Element data from apps and pages
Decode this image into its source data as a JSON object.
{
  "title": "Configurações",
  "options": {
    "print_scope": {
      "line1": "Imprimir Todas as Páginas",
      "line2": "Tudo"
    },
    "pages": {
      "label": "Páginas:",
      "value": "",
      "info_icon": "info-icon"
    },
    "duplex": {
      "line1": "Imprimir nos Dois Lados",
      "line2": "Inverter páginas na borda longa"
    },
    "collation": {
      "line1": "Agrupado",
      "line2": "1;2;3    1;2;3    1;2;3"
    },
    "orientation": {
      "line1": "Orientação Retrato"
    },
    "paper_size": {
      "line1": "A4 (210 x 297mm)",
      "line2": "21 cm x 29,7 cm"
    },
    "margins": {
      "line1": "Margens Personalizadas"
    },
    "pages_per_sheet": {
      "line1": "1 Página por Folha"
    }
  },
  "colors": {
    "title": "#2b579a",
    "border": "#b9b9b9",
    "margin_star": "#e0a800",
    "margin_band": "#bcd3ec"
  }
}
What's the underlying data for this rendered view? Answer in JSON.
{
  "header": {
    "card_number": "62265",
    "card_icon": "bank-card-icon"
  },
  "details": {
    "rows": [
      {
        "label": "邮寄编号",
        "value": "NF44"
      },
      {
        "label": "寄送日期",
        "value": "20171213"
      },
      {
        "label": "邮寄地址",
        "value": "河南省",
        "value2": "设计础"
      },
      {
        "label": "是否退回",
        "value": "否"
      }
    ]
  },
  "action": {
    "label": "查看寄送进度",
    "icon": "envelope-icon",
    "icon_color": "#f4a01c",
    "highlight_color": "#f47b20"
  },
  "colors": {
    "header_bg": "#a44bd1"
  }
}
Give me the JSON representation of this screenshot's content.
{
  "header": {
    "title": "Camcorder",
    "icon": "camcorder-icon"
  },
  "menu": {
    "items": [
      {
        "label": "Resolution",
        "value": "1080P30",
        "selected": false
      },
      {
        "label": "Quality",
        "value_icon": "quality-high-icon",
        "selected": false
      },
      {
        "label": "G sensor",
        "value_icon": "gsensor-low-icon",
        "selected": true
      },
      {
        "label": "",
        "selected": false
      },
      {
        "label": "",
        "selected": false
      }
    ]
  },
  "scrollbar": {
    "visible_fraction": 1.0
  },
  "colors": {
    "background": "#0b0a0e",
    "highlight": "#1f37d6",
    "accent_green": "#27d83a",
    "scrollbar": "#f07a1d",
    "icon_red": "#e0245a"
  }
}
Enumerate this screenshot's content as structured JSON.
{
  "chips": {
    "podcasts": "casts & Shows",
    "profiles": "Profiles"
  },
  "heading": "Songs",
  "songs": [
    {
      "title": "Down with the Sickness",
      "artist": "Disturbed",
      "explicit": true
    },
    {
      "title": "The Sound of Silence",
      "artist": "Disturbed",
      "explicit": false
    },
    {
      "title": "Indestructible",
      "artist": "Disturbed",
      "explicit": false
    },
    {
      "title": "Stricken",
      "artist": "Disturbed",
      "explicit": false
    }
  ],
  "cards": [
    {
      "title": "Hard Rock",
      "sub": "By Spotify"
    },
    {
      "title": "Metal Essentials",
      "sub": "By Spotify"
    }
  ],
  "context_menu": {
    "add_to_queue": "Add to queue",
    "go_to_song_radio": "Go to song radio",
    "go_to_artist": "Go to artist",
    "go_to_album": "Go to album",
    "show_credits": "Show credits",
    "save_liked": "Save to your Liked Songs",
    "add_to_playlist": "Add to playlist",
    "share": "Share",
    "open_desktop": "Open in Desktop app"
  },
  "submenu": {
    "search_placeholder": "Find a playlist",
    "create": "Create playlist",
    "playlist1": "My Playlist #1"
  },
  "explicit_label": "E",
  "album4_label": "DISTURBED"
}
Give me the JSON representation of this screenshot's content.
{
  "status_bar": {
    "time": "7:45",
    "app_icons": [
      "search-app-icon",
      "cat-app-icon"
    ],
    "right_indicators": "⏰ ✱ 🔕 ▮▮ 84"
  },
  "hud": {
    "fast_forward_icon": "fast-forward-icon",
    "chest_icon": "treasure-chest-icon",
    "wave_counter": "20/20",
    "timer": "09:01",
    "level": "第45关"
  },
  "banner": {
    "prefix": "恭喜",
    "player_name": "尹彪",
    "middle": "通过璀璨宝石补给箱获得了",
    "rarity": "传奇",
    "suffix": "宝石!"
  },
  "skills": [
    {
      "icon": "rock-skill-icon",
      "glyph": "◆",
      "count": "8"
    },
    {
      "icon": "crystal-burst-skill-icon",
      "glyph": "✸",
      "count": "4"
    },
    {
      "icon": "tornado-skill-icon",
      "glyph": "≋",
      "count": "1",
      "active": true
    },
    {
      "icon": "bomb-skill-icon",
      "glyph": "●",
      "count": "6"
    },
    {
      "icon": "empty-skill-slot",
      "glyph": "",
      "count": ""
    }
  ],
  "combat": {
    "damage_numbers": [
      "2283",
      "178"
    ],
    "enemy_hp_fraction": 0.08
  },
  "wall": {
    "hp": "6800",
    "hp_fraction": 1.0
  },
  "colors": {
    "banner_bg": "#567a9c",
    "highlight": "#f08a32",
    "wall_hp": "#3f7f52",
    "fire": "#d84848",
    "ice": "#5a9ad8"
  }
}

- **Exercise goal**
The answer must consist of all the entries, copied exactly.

- **Response area**
Decode this image into its source data as a JSON object.
{
  "title": "Configurações",
  "options": {
    "print_scope": {
      "line1": "Imprimir Todas as Páginas",
      "line2": "Tudo"
    },
    "pages": {
      "label": "Páginas:",
      "value": "",
      "info_icon": "info-icon"
    },
    "duplex": {
      "line1": "Imprimir nos Dois Lados",
      "line2": "Inverter páginas na borda longa"
    },
    "collation": {
      "line1": "Agrupado",
      "line2": "1;2;3    1;2;3    1;2;3"
    },
    "orientation": {
      "line1": "Orientação Retrato"
    },
    "paper_size": {
      "line1": "A4 (210 x 297mm)",
      "line2": "21 cm x 29,7 cm"
    },
    "margins": {
      "line1": "Margens Personalizadas"
    },
    "pages_per_sheet": {
      "line1": "1 Página por Folha"
    }
  },
  "colors": {
    "title": "#2b579a",
    "border": "#b9b9b9",
    "margin_star": "#e0a800",
    "margin_band": "#bcd3ec"
  }
}
What's the underlying data for this rendered view? Answer in JSON.
{
  "header": {
    "card_number": "62265",
    "card_icon": "bank-card-icon"
  },
  "details": {
    "rows": [
      {
        "label": "邮寄编号",
        "value": "NF44"
      },
      {
        "label": "寄送日期",
        "value": "20171213"
      },
      {
        "label": "邮寄地址",
        "value": "河南省",
        "value2": "设计础"
      },
      {
        "label": "是否退回",
        "value": "否"
      }
    ]
  },
  "action": {
    "label": "查看寄送进度",
    "icon": "envelope-icon",
    "icon_color": "#f4a01c",
    "highlight_color": "#f47b20"
  },
  "colors": {
    "header_bg": "#a44bd1"
  }
}
Give me the JSON representation of this screenshot's content.
{
  "header": {
    "title": "Camcorder",
    "icon": "camcorder-icon"
  },
  "menu": {
    "items": [
      {
        "label": "Resolution",
        "value": "1080P30",
        "selected": false
      },
      {
        "label": "Quality",
        "value_icon": "quality-high-icon",
        "selected": false
      },
      {
        "label": "G sensor",
        "value_icon": "gsensor-low-icon",
        "selected": true
      },
      {
        "label": "",
        "selected": false
      },
      {
        "label": "",
        "selected": false
      }
    ]
  },
  "scrollbar": {
    "visible_fraction": 1.0
  },
  "colors": {
    "background": "#0b0a0e",
    "highlight": "#1f37d6",
    "accent_green": "#27d83a",
    "scrollbar": "#f07a1d",
    "icon_red": "#e0245a"
  }
}
Enumerate this screenshot's content as structured JSON.
{
  "chips": {
    "podcasts": "casts & Shows",
    "profiles": "Profiles"
  },
  "heading": "Songs",
  "songs": [
    {
      "title": "Down with the Sickness",
      "artist": "Disturbed",
      "explicit": true
    },
    {
      "title": "The Sound of Silence",
      "artist": "Disturbed",
      "explicit": false
    },
    {
      "title": "Indestructible",
      "artist": "Disturbed",
      "explicit": false
    },
    {
      "title": "Stricken",
      "artist": "Disturbed",
      "explicit": false
    }
  ],
  "cards": [
    {
      "title": "Hard Rock",
      "sub": "By Spotify"
    },
    {
      "title": "Metal Essentials",
      "sub": "By Spotify"
    }
  ],
  "context_menu": {
    "add_to_queue": "Add to queue",
    "go_to_song_radio": "Go to song radio",
    "go_to_artist": "Go to artist",
    "go_to_album": "Go to album",
    "show_credits": "Show credits",
    "save_liked": "Save to your Liked Songs",
    "add_to_playlist": "Add to playlist",
    "share": "Share",
    "open_desktop": "Open in Desktop app"
  },
  "submenu": {
    "search_placeholder": "Find a playlist",
    "create": "Create playlist",
    "playlist1": "My Playlist #1"
  },
  "explicit_label": "E",
  "album4_label": "DISTURBED"
}
Give me the JSON representation of this screenshot's content.
{
  "status_bar": {
    "time": "7:45",
    "app_icons": [
      "search-app-icon",
      "cat-app-icon"
    ],
    "right_indicators": "⏰ ✱ 🔕 ▮▮ 84"
  },
  "hud": {
    "fast_forward_icon": "fast-forward-icon",
    "chest_icon": "treasure-chest-icon",
    "wave_counter": "20/20",
    "timer": "09:01",
    "level": "第45关"
  },
  "banner": {
    "prefix": "恭喜",
    "player_name": "尹彪",
    "middle": "通过璀璨宝石补给箱获得了",
    "rarity": "传奇",
    "suffix": "宝石!"
  },
  "skills": [
    {
      "icon": "rock-skill-icon",
      "glyph": "◆",
      "count": "8"
    },
    {
      "icon": "crystal-burst-skill-icon",
      "glyph": "✸",
      "count": "4"
    },
    {
      "icon": "tornado-skill-icon",
      "glyph": "≋",
      "count": "1",
      "active": true
    },
    {
      "icon": "bomb-skill-icon",
      "glyph": "●",
      "count": "6"
    },
    {
      "icon": "empty-skill-slot",
      "glyph": "",
      "count": ""
    }
  ],
  "combat": {
    "damage_numbers": [
      "2283",
      "178"
    ],
    "enemy_hp_fraction": 0.08
  },
  "wall": {
    "hp": "6800",
    "hp_fraction": 1.0
  },
  "colors": {
    "banner_bg": "#567a9c",
    "highlight": "#f08a32",
    "wall_hp": "#3f7f52",
    "fire": "#d84848",
    "ice": "#5a9ad8"
  }
}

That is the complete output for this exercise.